Try it | What you return must match the records below character for character, except that no picture appears.

Component data from apps and pages |
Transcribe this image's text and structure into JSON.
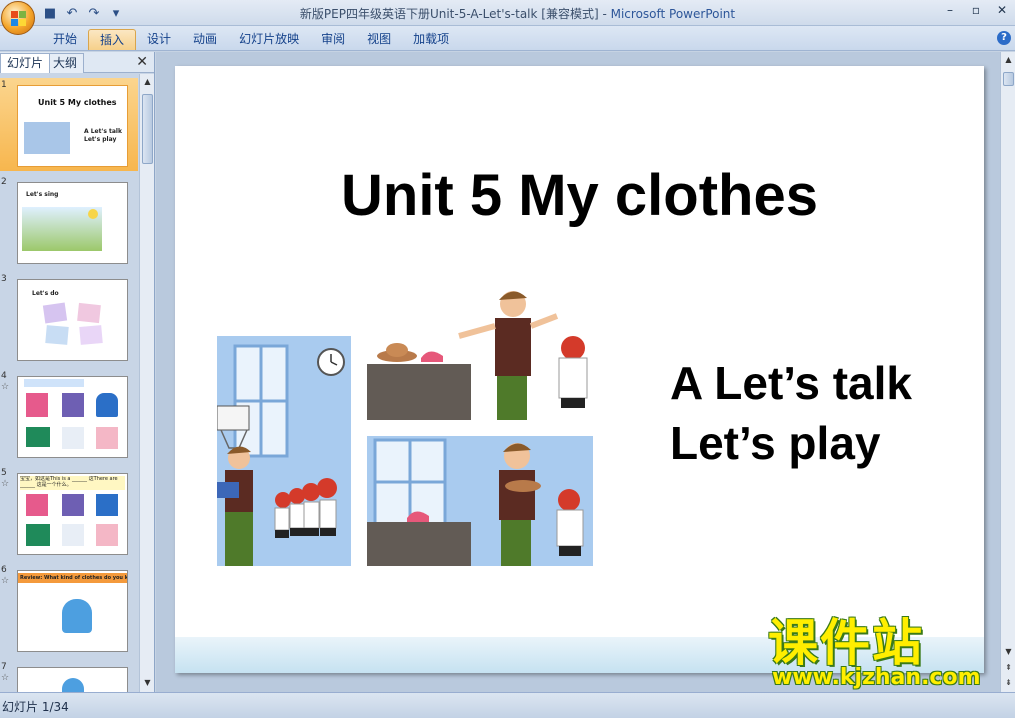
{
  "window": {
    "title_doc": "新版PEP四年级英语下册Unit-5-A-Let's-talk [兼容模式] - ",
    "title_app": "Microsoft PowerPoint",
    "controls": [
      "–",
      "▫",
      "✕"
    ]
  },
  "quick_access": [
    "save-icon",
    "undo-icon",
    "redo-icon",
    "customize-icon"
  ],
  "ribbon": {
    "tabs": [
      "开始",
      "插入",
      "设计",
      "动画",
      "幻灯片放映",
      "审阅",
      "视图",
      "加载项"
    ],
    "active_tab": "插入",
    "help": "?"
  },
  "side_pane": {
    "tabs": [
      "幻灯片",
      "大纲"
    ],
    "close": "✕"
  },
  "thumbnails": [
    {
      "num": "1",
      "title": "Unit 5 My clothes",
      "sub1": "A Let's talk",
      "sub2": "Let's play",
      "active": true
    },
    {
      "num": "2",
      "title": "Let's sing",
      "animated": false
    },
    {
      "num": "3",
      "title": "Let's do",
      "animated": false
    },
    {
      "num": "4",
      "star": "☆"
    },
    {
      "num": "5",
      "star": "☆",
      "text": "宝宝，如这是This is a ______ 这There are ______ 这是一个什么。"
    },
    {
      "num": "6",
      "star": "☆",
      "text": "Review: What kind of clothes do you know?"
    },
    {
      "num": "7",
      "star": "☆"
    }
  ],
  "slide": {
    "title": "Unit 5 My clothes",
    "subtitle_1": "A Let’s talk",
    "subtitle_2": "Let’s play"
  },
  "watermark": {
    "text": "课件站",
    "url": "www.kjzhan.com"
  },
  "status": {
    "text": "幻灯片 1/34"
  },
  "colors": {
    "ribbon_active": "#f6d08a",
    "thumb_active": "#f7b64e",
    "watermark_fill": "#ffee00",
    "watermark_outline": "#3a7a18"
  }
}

The completed task |
Transcribe this image's text and structure into JSON.
{
  "window": {
    "title_doc": "新版PEP四年级英语下册Unit-5-A-Let's-talk [兼容模式] - ",
    "title_app": "Microsoft PowerPoint",
    "controls": [
      "–",
      "▫",
      "✕"
    ]
  },
  "quick_access": [
    "save-icon",
    "undo-icon",
    "redo-icon",
    "customize-icon"
  ],
  "ribbon": {
    "tabs": [
      "开始",
      "插入",
      "设计",
      "动画",
      "幻灯片放映",
      "审阅",
      "视图",
      "加载项"
    ],
    "active_tab": "插入",
    "help": "?"
  },
  "side_pane": {
    "tabs": [
      "幻灯片",
      "大纲"
    ],
    "close": "✕"
  },
  "thumbnails": [
    {
      "num": "1",
      "title": "Unit 5 My clothes",
      "sub1": "A Let's talk",
      "sub2": "Let's play",
      "active": true
    },
    {
      "num": "2",
      "title": "Let's sing",
      "animated": false
    },
    {
      "num": "3",
      "title": "Let's do",
      "animated": false
    },
    {
      "num": "4",
      "star": "☆"
    },
    {
      "num": "5",
      "star": "☆",
      "text": "宝宝，如这是This is a ______ 这There are ______ 这是一个什么。"
    },
    {
      "num": "6",
      "star": "☆",
      "text": "Review: What kind of clothes do you know?"
    },
    {
      "num": "7",
      "star": "☆"
    }
  ],
  "slide": {
    "title": "Unit 5 My clothes",
    "subtitle_1": "A Let’s talk",
    "subtitle_2": "Let’s play"
  },
  "watermark": {
    "text": "课件站",
    "url": "www.kjzhan.com"
  },
  "status": {
    "text": "幻灯片 1/34"
  },
  "colors": {
    "ribbon_active": "#f6d08a",
    "thumb_active": "#f7b64e",
    "watermark_fill": "#ffee00",
    "watermark_outline": "#3a7a18"
  }
}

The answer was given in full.